Set down each entry again exactly as written.

Data about app and page elements
○ ○ ○

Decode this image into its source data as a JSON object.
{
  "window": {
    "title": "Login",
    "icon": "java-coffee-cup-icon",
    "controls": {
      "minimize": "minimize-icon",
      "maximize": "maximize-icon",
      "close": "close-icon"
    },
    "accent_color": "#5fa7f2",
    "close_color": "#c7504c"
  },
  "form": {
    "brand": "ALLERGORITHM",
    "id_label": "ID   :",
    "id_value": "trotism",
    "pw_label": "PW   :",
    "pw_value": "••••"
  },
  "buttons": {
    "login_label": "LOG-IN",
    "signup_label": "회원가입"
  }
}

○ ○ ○

Response:
Decode this image into its source data as a JSON object.
{
  "window": {
    "title": "Login",
    "icon": "java-coffee-cup-icon",
    "controls": {
      "minimize": "minimize-icon",
      "maximize": "maximize-icon",
      "close": "close-icon"
    },
    "accent_color": "#5fa7f2",
    "close_color": "#c7504c"
  },
  "form": {
    "brand": "ALLERGORITHM",
    "id_label": "ID   :",
    "id_value": "trotism",
    "pw_label": "PW   :",
    "pw_value": "••••"
  },
  "buttons": {
    "login_label": "LOG-IN",
    "signup_label": "회원가입"
  }
}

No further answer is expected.